Exercise description: All of the data is to be set down again without any alteration.

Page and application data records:

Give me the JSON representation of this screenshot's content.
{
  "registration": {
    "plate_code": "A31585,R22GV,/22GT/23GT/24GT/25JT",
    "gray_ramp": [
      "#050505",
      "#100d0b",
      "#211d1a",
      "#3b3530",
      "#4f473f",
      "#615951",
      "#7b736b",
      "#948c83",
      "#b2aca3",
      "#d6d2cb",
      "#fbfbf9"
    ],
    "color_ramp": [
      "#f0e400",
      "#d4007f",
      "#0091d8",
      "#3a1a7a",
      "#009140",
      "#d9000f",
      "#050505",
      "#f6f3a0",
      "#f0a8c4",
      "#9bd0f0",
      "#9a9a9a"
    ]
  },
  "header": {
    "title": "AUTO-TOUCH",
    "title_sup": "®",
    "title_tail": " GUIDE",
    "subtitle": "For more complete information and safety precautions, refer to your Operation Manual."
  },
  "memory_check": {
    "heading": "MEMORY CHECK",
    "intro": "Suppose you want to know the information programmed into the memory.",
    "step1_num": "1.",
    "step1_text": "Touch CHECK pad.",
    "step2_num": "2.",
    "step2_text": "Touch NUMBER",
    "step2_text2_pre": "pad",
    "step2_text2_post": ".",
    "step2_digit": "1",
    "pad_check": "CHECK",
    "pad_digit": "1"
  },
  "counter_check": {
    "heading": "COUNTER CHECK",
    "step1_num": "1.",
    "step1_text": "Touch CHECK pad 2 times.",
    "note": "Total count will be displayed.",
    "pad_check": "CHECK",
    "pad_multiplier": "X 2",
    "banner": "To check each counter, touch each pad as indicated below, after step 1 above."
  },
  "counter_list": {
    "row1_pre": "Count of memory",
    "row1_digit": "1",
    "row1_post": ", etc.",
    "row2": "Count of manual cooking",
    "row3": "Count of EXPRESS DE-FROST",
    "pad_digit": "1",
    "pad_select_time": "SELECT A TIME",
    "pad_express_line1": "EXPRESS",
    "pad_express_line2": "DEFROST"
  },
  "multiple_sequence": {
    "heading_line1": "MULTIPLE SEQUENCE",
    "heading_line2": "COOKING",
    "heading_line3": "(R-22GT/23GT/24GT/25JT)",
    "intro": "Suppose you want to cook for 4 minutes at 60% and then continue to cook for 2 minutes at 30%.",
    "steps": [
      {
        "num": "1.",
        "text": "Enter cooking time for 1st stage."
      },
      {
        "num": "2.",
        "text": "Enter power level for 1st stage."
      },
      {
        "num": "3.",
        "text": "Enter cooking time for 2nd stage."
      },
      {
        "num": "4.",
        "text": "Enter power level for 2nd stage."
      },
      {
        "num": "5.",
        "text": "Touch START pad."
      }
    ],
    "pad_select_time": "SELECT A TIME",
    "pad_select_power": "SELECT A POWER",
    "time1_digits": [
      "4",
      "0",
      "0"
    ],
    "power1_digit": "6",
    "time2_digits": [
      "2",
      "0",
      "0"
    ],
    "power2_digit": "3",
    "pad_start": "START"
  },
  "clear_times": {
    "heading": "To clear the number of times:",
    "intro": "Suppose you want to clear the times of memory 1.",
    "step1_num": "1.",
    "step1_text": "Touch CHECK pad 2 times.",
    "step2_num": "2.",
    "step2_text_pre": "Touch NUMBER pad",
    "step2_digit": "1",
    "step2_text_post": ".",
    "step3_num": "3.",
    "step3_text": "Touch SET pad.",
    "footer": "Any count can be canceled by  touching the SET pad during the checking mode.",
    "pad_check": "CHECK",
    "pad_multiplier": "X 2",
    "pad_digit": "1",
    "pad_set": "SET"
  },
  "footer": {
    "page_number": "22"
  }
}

Solution to the exercise:
Give me the JSON representation of this screenshot's content.
{
  "registration": {
    "plate_code": "A31585,R22GV,/22GT/23GT/24GT/25JT",
    "gray_ramp": [
      "#050505",
      "#100d0b",
      "#211d1a",
      "#3b3530",
      "#4f473f",
      "#615951",
      "#7b736b",
      "#948c83",
      "#b2aca3",
      "#d6d2cb",
      "#fbfbf9"
    ],
    "color_ramp": [
      "#f0e400",
      "#d4007f",
      "#0091d8",
      "#3a1a7a",
      "#009140",
      "#d9000f",
      "#050505",
      "#f6f3a0",
      "#f0a8c4",
      "#9bd0f0",
      "#9a9a9a"
    ]
  },
  "header": {
    "title": "AUTO-TOUCH",
    "title_sup": "®",
    "title_tail": " GUIDE",
    "subtitle": "For more complete information and safety precautions, refer to your Operation Manual."
  },
  "memory_check": {
    "heading": "MEMORY CHECK",
    "intro": "Suppose you want to know the information programmed into the memory.",
    "step1_num": "1.",
    "step1_text": "Touch CHECK pad.",
    "step2_num": "2.",
    "step2_text": "Touch NUMBER",
    "step2_text2_pre": "pad",
    "step2_text2_post": ".",
    "step2_digit": "1",
    "pad_check": "CHECK",
    "pad_digit": "1"
  },
  "counter_check": {
    "heading": "COUNTER CHECK",
    "step1_num": "1.",
    "step1_text": "Touch CHECK pad 2 times.",
    "note": "Total count will be displayed.",
    "pad_check": "CHECK",
    "pad_multiplier": "X 2",
    "banner": "To check each counter, touch each pad as indicated below, after step 1 above."
  },
  "counter_list": {
    "row1_pre": "Count of memory",
    "row1_digit": "1",
    "row1_post": ", etc.",
    "row2": "Count of manual cooking",
    "row3": "Count of EXPRESS DE-FROST",
    "pad_digit": "1",
    "pad_select_time": "SELECT A TIME",
    "pad_express_line1": "EXPRESS",
    "pad_express_line2": "DEFROST"
  },
  "multiple_sequence": {
    "heading_line1": "MULTIPLE SEQUENCE",
    "heading_line2": "COOKING",
    "heading_line3": "(R-22GT/23GT/24GT/25JT)",
    "intro": "Suppose you want to cook for 4 minutes at 60% and then continue to cook for 2 minutes at 30%.",
    "steps": [
      {
        "num": "1.",
        "text": "Enter cooking time for 1st stage."
      },
      {
        "num": "2.",
        "text": "Enter power level for 1st stage."
      },
      {
        "num": "3.",
        "text": "Enter cooking time for 2nd stage."
      },
      {
        "num": "4.",
        "text": "Enter power level for 2nd stage."
      },
      {
        "num": "5.",
        "text": "Touch START pad."
      }
    ],
    "pad_select_time": "SELECT A TIME",
    "pad_select_power": "SELECT A POWER",
    "time1_digits": [
      "4",
      "0",
      "0"
    ],
    "power1_digit": "6",
    "time2_digits": [
      "2",
      "0",
      "0"
    ],
    "power2_digit": "3",
    "pad_start": "START"
  },
  "clear_times": {
    "heading": "To clear the number of times:",
    "intro": "Suppose you want to clear the times of memory 1.",
    "step1_num": "1.",
    "step1_text": "Touch CHECK pad 2 times.",
    "step2_num": "2.",
    "step2_text_pre": "Touch NUMBER pad",
    "step2_digit": "1",
    "step2_text_post": ".",
    "step3_num": "3.",
    "step3_text": "Touch SET pad.",
    "footer": "Any count can be canceled by  touching the SET pad during the checking mode.",
    "pad_check": "CHECK",
    "pad_multiplier": "X 2",
    "pad_digit": "1",
    "pad_set": "SET"
  },
  "footer": {
    "page_number": "22"
  }
}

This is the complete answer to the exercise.